Natalie was a fellow at the Guildhall School of Music & Drama where she gained a masters with distinction under the tutelage of Eugene Asti and Andrew West. She formerly studied with John Railton before moving to Chetham's School of Music to study solo piano with Peter Lawson. In 2014 she graduated with first class honors from King's College London where she studied musicology and studied piano at the Royal Academy of Music with Daniel-Ben Pienaar and Andrew West.  Past performance highlights include Brahms’ Liebeslieder Walzer and Stephen Hough’s Other Love Songsalongside Alisdair Hogarth and the Prince Consort at Wigmore Hall, a new commission by Daniel Kidane for 'Occupy the Pianos' at St John’s Smith Square, solo recitals at Manchester Cathedral and performances of Schumann’s Mignon Lieder, Frauenliebe und Leben and a new commission from William Marsey, Austerity Songs,all at St James’ Piccadilly.

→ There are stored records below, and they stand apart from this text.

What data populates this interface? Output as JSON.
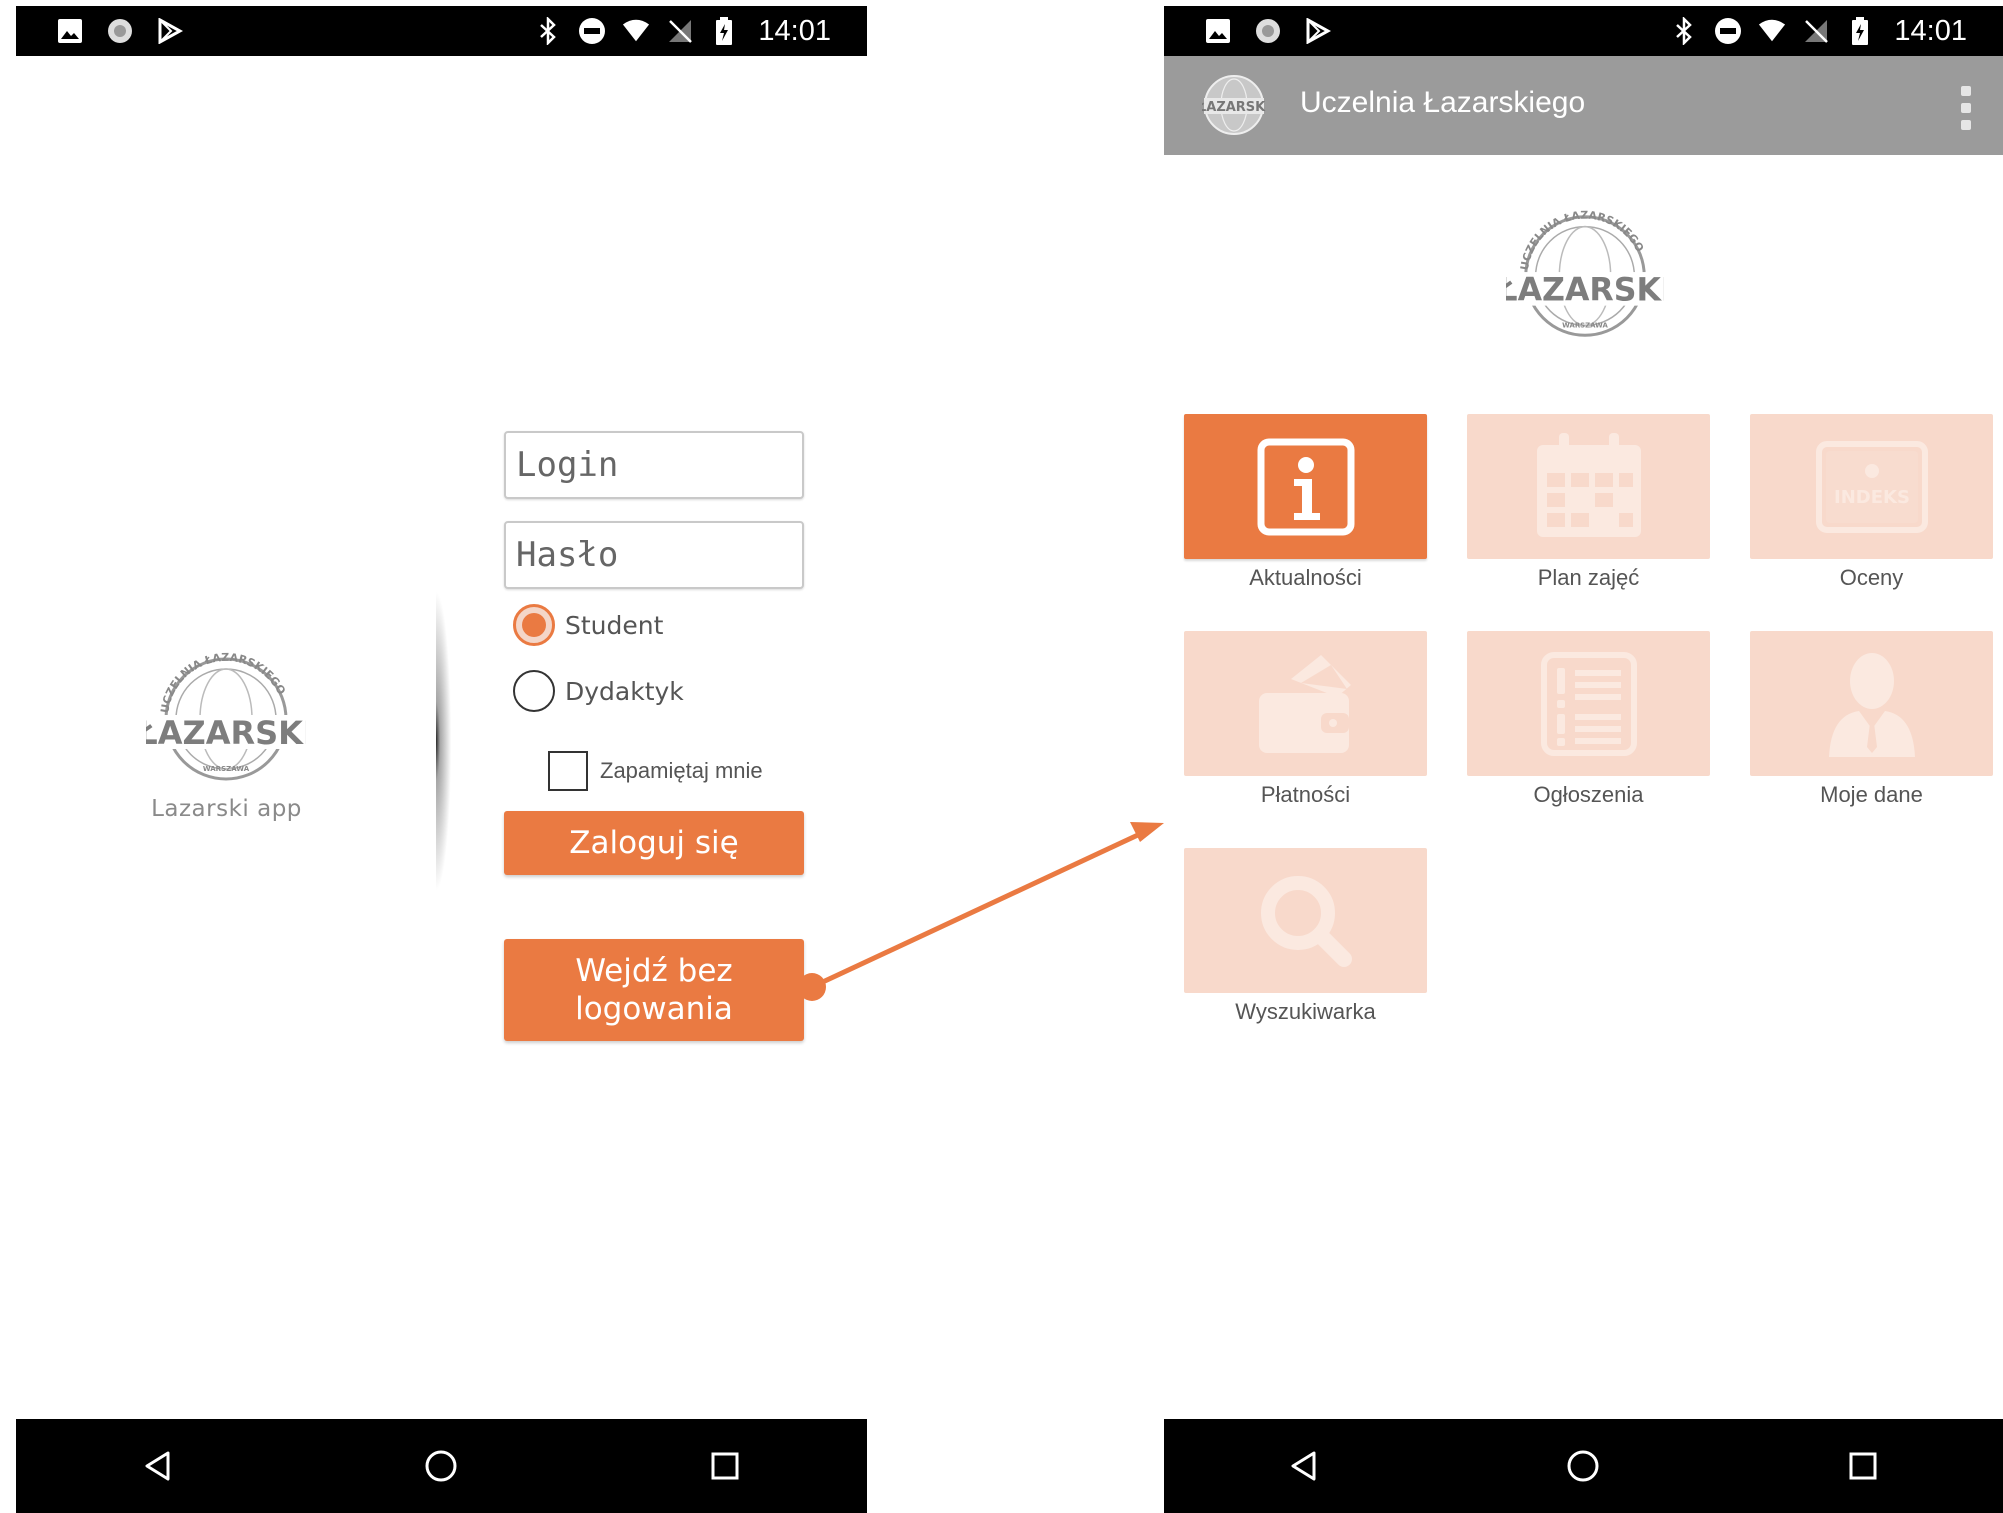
{
  "status_bar": {
    "time": "14:01"
  },
  "login_screen": {
    "splash_caption": "Lazarski app",
    "login_placeholder": "Login",
    "password_placeholder": "Hasło",
    "role_student": "Student",
    "role_lecturer": "Dydaktyk",
    "remember_me": "Zapamiętaj mnie",
    "login_button": "Zaloguj się",
    "guest_button": "Wejdź bez logowania"
  },
  "home_screen": {
    "title": "Uczelnia Łazarskiego",
    "tiles": [
      {
        "label": "Aktualności",
        "icon": "info-icon",
        "active": true
      },
      {
        "label": "Plan zajęć",
        "icon": "calendar-icon",
        "active": false
      },
      {
        "label": "Oceny",
        "icon": "indeks-icon",
        "icon_text": "INDEKS",
        "active": false
      },
      {
        "label": "Płatności",
        "icon": "wallet-icon",
        "active": false
      },
      {
        "label": "Ogłoszenia",
        "icon": "list-icon",
        "active": false
      },
      {
        "label": "Moje dane",
        "icon": "person-icon",
        "active": false
      },
      {
        "label": "Wyszukiwarka",
        "icon": "search-icon",
        "active": false
      }
    ]
  },
  "logo": {
    "arc_text": "UCZELNIA ŁAZARSKIEGO",
    "name": "ŁAZARSKI",
    "city": "WARSZAWA"
  },
  "colors": {
    "accent": "#ea7a42",
    "accent_light": "#f8d9cb",
    "appbar": "#9b9b9b",
    "system_bar": "#000000"
  }
}
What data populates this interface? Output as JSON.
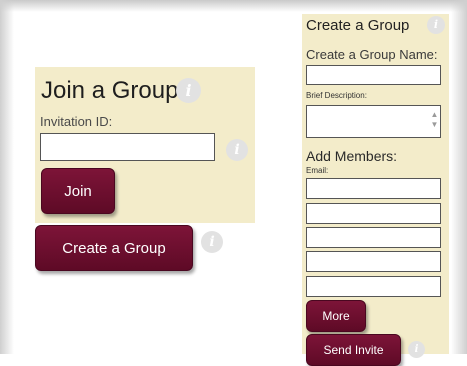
{
  "join_group": {
    "title": "Join a Group",
    "invitation_label": "Invitation ID:",
    "invitation_value": "",
    "join_button": "Join"
  },
  "create_group_button": "Create a Group",
  "create_group": {
    "title": "Create a Group",
    "name_label": "Create a Group Name:",
    "name_value": "",
    "description_label": "Brief Description:",
    "description_value": "",
    "add_members_label": "Add Members:",
    "email_label": "Email:",
    "emails": [
      "",
      "",
      "",
      "",
      ""
    ],
    "more_button": "More",
    "send_button": "Send Invite"
  },
  "info_glyph": "i",
  "colors": {
    "panel_background": "#f3ecca",
    "button_maroon": "#6d0f30",
    "info_icon_gray": "#e2e2e2"
  }
}
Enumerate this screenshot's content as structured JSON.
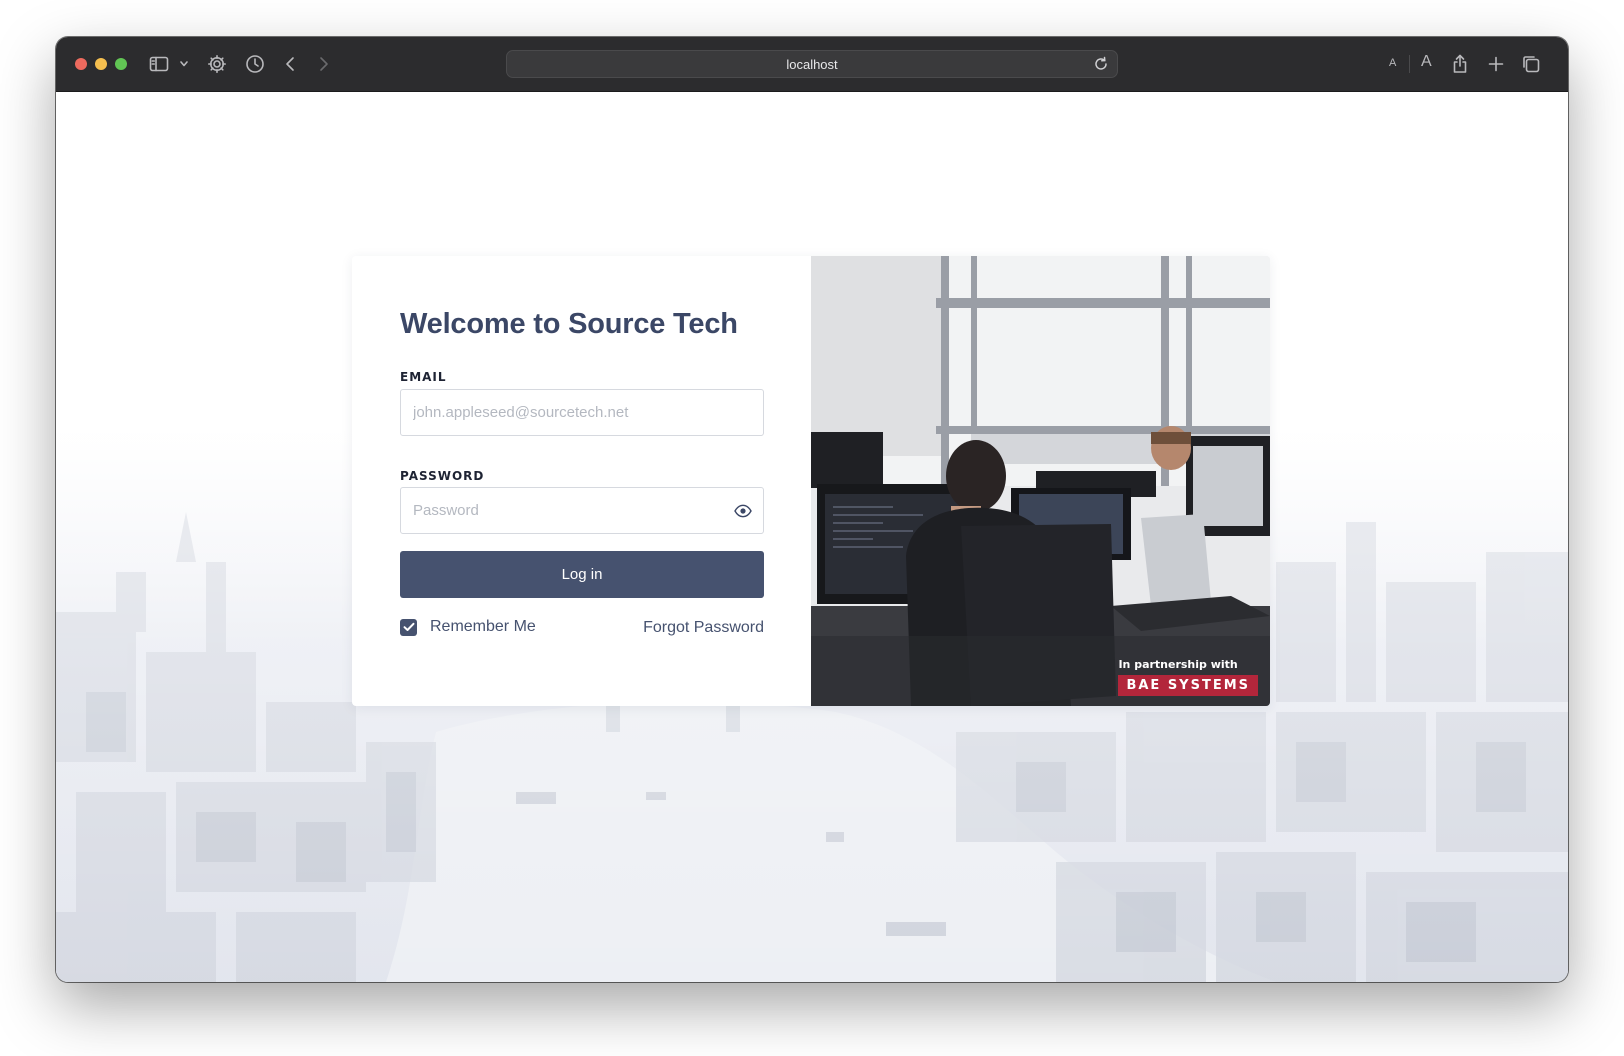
{
  "browser": {
    "address": "localhost",
    "text_size_small": "A",
    "text_size_large": "A",
    "icons": [
      "sidebar-icon",
      "chevron-down-icon",
      "gear-icon",
      "history-icon",
      "back-icon",
      "forward-icon",
      "reload-icon",
      "share-icon",
      "new-tab-icon",
      "tabs-overview-icon"
    ]
  },
  "login": {
    "title": "Welcome to Source Tech",
    "email_label": "EMAIL",
    "email_placeholder": "john.appleseed@sourcetech.net",
    "email_value": "",
    "password_label": "PASSWORD",
    "password_placeholder": "Password",
    "password_value": "",
    "login_button": "Log in",
    "remember_me": "Remember Me",
    "remember_checked": true,
    "forgot_password": "Forgot Password"
  },
  "promo": {
    "partner_text": "In partnership with",
    "partner_logo": "BAE SYSTEMS"
  },
  "colors": {
    "accent": "#46526f",
    "title": "#3b4766",
    "logo_red": "#b3263b",
    "toolbar": "#2c2c2e"
  }
}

She has performed in masterclasses and song projects with Julius Drake, Graham Johnson, Martin Katz, Malcolm Martineau, Robert Holl, Iain Burnside, Dame Felicity Lott, Sir John Tomlinson and Dame Anne Murray amongst others.

As co-founder of SongSpiel, Natalie explores the established song repertoire alongside new commissionscreating more dramatically engaging performances of the genre through rehearsal methods more commonly associated with opera and theatre